_Work order:_
Wherever "values" appears in a line of the records below, count that line, and report only the number.

(Beginning of Exercise inputs)

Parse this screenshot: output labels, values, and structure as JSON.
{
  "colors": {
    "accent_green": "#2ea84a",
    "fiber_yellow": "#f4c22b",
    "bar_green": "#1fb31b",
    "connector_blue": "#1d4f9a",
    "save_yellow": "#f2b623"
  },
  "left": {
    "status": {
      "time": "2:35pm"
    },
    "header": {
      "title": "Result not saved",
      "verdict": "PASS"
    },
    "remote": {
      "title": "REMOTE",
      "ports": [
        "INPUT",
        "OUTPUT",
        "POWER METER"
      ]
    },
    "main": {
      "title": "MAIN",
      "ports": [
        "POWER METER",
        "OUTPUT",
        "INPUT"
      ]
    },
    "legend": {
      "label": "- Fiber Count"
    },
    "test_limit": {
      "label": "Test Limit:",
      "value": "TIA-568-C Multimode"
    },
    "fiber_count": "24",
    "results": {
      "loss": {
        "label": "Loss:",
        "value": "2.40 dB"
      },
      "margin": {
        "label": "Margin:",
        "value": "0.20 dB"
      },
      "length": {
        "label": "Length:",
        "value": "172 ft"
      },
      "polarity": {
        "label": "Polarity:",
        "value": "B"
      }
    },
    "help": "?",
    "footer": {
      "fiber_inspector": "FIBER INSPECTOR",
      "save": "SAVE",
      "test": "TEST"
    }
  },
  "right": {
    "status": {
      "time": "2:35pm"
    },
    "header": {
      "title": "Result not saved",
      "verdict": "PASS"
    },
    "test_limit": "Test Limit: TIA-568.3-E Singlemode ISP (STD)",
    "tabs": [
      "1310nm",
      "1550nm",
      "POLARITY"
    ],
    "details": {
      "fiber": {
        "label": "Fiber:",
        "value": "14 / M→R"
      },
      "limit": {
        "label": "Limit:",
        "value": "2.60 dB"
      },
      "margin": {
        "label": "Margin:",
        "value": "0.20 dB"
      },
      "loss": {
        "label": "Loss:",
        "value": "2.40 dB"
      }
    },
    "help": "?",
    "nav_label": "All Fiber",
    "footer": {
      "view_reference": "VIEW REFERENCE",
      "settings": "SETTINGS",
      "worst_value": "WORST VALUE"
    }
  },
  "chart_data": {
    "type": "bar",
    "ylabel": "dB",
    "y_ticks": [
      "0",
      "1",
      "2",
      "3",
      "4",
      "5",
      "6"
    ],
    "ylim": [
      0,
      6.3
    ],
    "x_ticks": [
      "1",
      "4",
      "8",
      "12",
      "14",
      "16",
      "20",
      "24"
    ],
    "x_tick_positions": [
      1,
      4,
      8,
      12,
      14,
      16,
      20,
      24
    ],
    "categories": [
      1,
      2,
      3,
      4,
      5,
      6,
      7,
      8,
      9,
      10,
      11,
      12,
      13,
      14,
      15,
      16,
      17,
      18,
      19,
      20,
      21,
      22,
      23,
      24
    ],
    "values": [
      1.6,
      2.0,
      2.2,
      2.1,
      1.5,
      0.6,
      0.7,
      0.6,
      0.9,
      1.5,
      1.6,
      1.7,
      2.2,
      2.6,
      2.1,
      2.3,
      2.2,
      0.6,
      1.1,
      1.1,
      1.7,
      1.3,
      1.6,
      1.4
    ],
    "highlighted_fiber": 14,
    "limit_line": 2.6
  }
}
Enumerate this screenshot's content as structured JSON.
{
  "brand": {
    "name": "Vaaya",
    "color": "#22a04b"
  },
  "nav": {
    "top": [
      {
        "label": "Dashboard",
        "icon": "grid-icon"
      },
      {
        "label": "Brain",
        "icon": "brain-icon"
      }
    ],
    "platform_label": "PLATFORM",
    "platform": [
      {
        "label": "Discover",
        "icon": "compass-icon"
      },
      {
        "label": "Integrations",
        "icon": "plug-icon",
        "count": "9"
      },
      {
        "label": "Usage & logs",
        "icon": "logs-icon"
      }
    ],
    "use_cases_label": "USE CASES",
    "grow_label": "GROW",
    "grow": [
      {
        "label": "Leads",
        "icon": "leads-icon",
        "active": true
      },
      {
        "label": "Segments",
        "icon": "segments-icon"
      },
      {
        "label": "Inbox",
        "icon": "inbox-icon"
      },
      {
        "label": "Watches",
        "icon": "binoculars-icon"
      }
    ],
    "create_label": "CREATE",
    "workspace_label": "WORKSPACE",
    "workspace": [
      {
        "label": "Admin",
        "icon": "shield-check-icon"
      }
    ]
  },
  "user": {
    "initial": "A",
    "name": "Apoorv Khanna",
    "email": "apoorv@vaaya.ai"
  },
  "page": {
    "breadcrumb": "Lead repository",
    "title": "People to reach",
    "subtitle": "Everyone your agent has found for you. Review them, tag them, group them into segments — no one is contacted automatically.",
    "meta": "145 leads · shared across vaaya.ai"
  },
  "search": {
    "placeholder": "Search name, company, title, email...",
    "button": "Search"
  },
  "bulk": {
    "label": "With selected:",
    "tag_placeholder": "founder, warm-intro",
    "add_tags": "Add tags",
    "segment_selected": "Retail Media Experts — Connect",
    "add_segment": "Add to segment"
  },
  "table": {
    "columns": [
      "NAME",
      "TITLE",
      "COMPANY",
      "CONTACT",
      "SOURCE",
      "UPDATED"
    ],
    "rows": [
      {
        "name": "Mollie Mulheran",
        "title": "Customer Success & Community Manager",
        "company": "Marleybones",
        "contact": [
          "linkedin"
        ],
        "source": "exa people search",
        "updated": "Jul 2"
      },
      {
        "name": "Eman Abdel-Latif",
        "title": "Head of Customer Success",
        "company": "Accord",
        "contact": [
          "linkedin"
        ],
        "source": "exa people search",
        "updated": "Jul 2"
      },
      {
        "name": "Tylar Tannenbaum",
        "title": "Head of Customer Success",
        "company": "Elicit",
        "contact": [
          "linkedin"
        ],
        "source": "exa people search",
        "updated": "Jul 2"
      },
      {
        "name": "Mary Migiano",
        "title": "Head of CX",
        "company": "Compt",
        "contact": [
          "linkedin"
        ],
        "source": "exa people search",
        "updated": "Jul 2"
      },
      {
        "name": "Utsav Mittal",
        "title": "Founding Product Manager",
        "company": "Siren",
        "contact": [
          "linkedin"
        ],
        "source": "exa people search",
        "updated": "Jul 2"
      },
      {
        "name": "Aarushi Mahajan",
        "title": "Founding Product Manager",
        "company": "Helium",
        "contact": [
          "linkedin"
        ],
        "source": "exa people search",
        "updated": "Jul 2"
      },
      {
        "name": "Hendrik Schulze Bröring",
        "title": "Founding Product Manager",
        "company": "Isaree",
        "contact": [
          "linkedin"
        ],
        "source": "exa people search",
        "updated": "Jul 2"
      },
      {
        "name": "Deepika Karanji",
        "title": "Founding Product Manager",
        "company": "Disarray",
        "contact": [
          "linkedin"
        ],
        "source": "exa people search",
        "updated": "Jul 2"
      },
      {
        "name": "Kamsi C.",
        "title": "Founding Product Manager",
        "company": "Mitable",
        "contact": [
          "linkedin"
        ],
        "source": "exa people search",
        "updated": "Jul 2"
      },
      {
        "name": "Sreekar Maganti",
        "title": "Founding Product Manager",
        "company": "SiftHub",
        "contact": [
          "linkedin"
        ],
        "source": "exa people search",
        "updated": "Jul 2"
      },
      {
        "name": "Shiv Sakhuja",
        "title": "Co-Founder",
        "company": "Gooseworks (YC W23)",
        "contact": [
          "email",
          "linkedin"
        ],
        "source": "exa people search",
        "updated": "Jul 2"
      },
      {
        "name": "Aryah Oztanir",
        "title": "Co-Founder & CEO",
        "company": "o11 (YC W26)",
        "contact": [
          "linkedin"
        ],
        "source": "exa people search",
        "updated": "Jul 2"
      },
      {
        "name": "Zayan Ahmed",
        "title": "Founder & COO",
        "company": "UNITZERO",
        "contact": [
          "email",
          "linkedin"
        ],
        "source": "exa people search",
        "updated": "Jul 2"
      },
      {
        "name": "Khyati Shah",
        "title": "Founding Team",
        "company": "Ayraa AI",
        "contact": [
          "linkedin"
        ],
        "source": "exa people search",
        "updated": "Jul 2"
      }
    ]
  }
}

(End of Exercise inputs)

_Written answer:_
2